### Directions:
If a line in the listing below includes the word "door", pick it out.

--*--

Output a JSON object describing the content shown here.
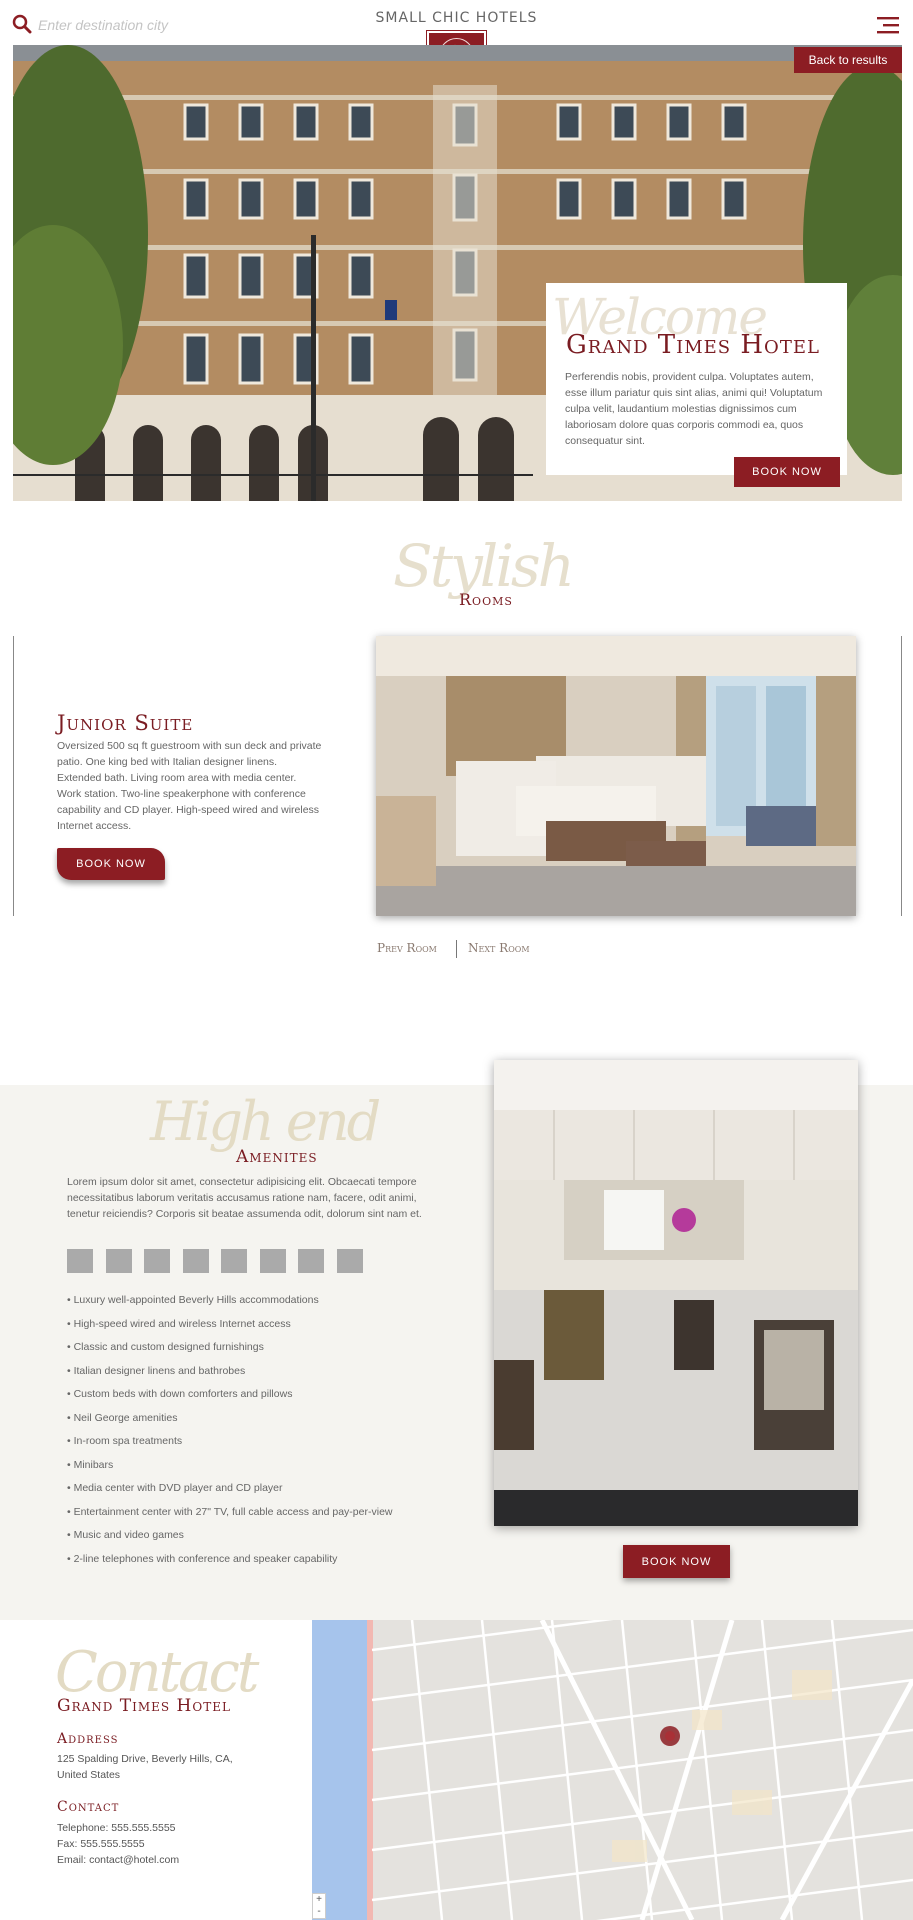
{
  "header": {
    "search_placeholder": "Enter destination city",
    "brand": "SMALL CHIC HOTELS",
    "logo_letters": "SH"
  },
  "hero": {
    "back_label": "Back to results",
    "welcome_script": "Welcome",
    "hotel_name": "Grand Times Hotel",
    "description": "Perferendis nobis, provident culpa. Voluptates autem, esse illum pariatur quis sint alias, animi qui! Voluptatum culpa velit, laudantium molestias dignissimos cum laboriosam dolore quas corporis commodi ea, quos consequatur sint.",
    "book_label": "BOOK NOW"
  },
  "rooms": {
    "script": "Stylish",
    "label": "Rooms",
    "room_title": "Junior Suite",
    "room_desc": "Oversized 500 sq ft guestroom with sun deck and private patio. One king bed with Italian designer linens. Extended bath. Living room area with media center. Work station. Two-line speakerphone with conference capability and CD player. High-speed wired and wireless Internet access.",
    "book_label": "BOOK NOW",
    "prev_label": "Prev Room",
    "next_label": "Next Room"
  },
  "amenities": {
    "script": "High end",
    "label": "Amenites",
    "description": "Lorem ipsum dolor sit amet, consectetur adipisicing elit. Obcaecati tempore necessitatibus laborum veritatis accusamus ratione nam, facere, odit animi, tenetur reiciendis? Corporis sit beatae assumenda odit, dolorum sint nam et.",
    "items": [
      "Luxury well-appointed Beverly Hills accommodations",
      "High-speed wired and wireless Internet access",
      "Classic and custom designed furnishings",
      "Italian designer linens and bathrobes",
      "Custom beds with down comforters and pillows",
      "Neil George amenities",
      "In-room spa treatments",
      "Minibars",
      "Media center with DVD player and CD player",
      "Entertainment center with 27\" TV, full cable access and pay-per-view",
      "Music and video games",
      "2-line telephones with conference and speaker capability"
    ],
    "book_label": "BOOK NOW"
  },
  "contact": {
    "script": "Contact",
    "hotel_name": "Grand Times Hotel",
    "address_heading": "Address",
    "address_line1": "125 Spalding Drive, Beverly Hills, CA,",
    "address_line2": "United States",
    "contact_heading": "Contact",
    "telephone": "Telephone: 555.555.5555",
    "fax": "Fax: 555.555.5555",
    "email": "Email: contact@hotel.com"
  },
  "map": {
    "zoom_in": "+",
    "zoom_out": "-"
  },
  "colors": {
    "accent": "#8c1d23",
    "script": "#e6dfcd",
    "amenities_bg": "#f5f4f0"
  }
}
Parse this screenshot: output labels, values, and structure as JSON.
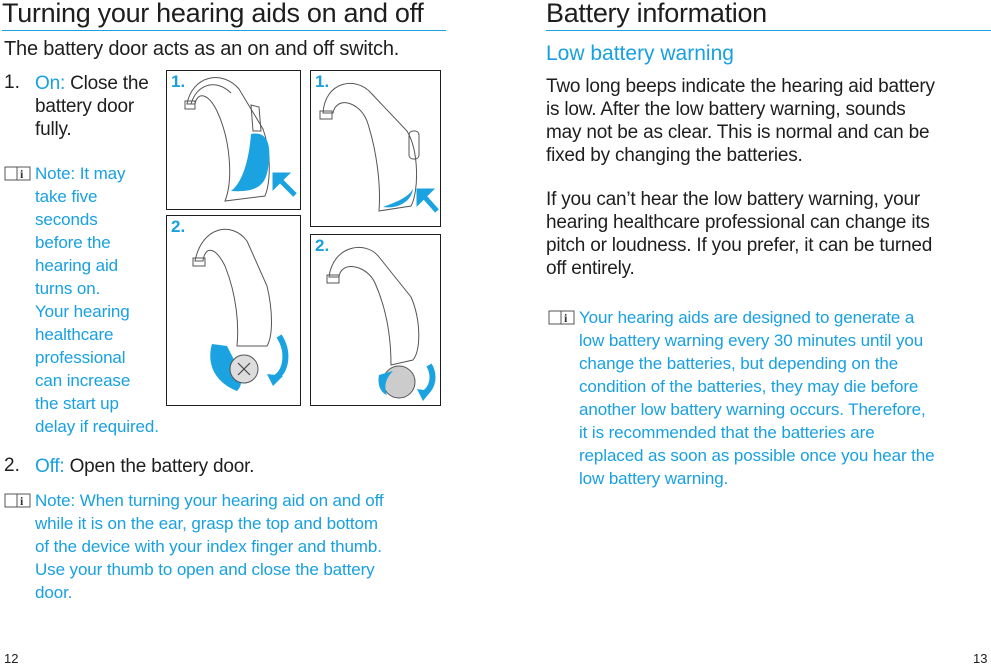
{
  "left_page": {
    "title": "Turning your hearing aids on and off",
    "intro": "The battery door acts as an on and off switch.",
    "steps": [
      {
        "number": "1.",
        "label": "On:",
        "text_lines": [
          "Close the",
          "battery door",
          "fully."
        ]
      },
      {
        "number": "2.",
        "label": "Off:",
        "text": "Open the battery door."
      }
    ],
    "note1_lines": [
      "Note: It may",
      "take five",
      "seconds",
      "before the",
      "hearing aid",
      "turns on.",
      "Your hearing",
      "healthcare",
      "professional",
      "can increase",
      "the start up",
      "delay if required."
    ],
    "note2_lines": [
      "Note: When turning your hearing aid on and off",
      "while it is on the ear, grasp the top and bottom",
      "of the device with your index finger and thumb.",
      "Use your thumb to open and close the battery",
      "door."
    ],
    "figures": [
      {
        "label": "1.",
        "description": "Hearing aid with battery door closed (blue), arrow pushing door in",
        "icon": "hearing-aid-door-closed"
      },
      {
        "label": "1.",
        "description": "Hearing aid variant with battery door closed (blue), arrow pushing door in",
        "icon": "hearing-aid-door-closed"
      },
      {
        "label": "2.",
        "description": "Hearing aid with battery door open showing battery, curved arrow",
        "icon": "hearing-aid-door-open"
      },
      {
        "label": "2.",
        "description": "Hearing aid variant with battery door open showing battery, curved arrow",
        "icon": "hearing-aid-door-open"
      }
    ],
    "page_number": "12"
  },
  "right_page": {
    "title": "Battery information",
    "subtitle": "Low battery warning",
    "para1_lines": [
      "Two long beeps indicate the hearing aid battery",
      "is low. After the low battery warning, sounds",
      "may not be as clear. This is normal and can be",
      "fixed by changing the batteries."
    ],
    "para2_lines": [
      "If you can’t hear the low battery warning, your",
      "hearing healthcare professional can change its",
      "pitch or loudness. If you prefer, it can be turned",
      "off entirely."
    ],
    "note_lines": [
      "Your hearing aids are designed to generate a",
      "low battery warning every 30 minutes until you",
      "change the batteries, but depending on the",
      "condition of the batteries, they may die before",
      "another low battery warning occurs. Therefore,",
      "it is recommended that the batteries are",
      "replaced as soon as possible once you hear the",
      "low battery warning."
    ],
    "page_number": "13"
  },
  "colors": {
    "accent": "#18a0e0",
    "text": "#1e1e1e",
    "rule": "#1aa3e0"
  }
}
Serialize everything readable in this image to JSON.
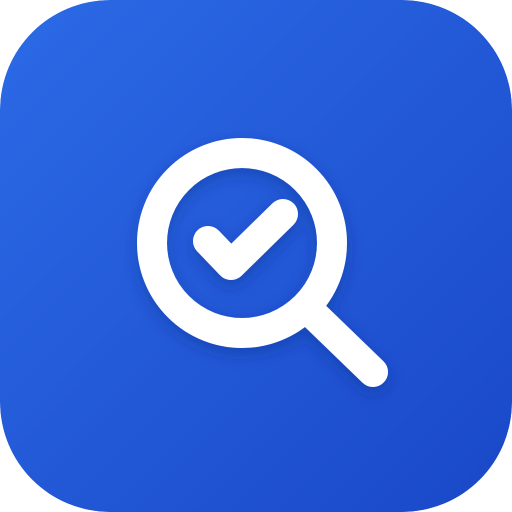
{
  "app_icon": {
    "name": "search-check-app-icon",
    "glyph": "magnifier-with-checkmark-icon",
    "colors": {
      "gradient_top_left": "#2C6AE6",
      "gradient_bottom_right": "#1948C8",
      "glyph": "#FFFFFF"
    }
  }
}
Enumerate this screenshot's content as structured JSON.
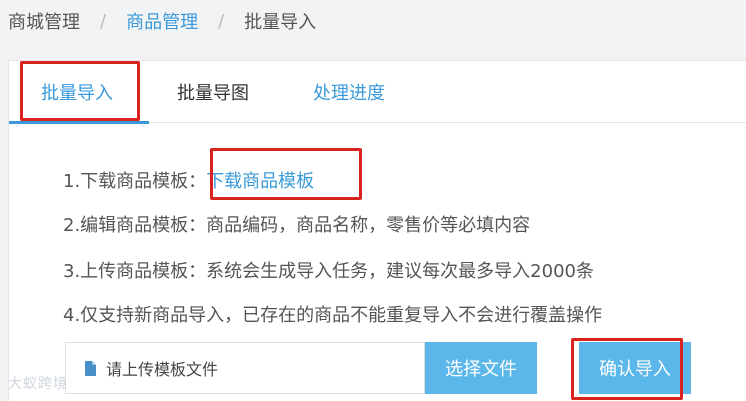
{
  "breadcrumb": {
    "items": [
      "商城管理",
      "商品管理",
      "批量导入"
    ],
    "separator": "/"
  },
  "tabs": [
    {
      "label": "批量导入",
      "active": true
    },
    {
      "label": "批量导图",
      "active": false
    },
    {
      "label": "处理进度",
      "active": false
    }
  ],
  "steps": {
    "step1_prefix": "1.下载商品模板：",
    "step1_link": "下载商品模板",
    "step2": "2.编辑商品模板：商品编码，商品名称，零售价等必填内容",
    "step3": "3.上传商品模板：系统会生成导入任务，建议每次最多导入2000条",
    "step4": "4.仅支持新商品导入，已存在的商品不能重复导入不会进行覆盖操作"
  },
  "upload": {
    "file_placeholder": "请上传模板文件",
    "choose_button": "选择文件",
    "confirm_button": "确认导入",
    "file_icon": "file-icon"
  },
  "watermark": "大蚁跨境",
  "colors": {
    "accent": "#3a9ad9",
    "button": "#5bb7ea",
    "highlight_box": "#d9231f"
  }
}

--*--

### Result for this task:
    "intro": "The battery door acts as an on and off switch.",
          "battery door",
        "text": "Open the battery door."
      "door."
        "description": "Hearing aid with battery door closed (blue), arrow pushing door in",
        "icon": "hearing-aid-door-closed"
        "description": "Hearing aid variant with battery door closed (blue), arrow pushing door in",
        "icon": "hearing-aid-door-closed"
        "description": "Hearing aid with battery door open showing battery, curved arrow",
        "icon": "hearing-aid-door-open"
        "description": "Hearing aid variant with battery door open showing battery, curved arrow",
        "icon": "hearing-aid-door-open"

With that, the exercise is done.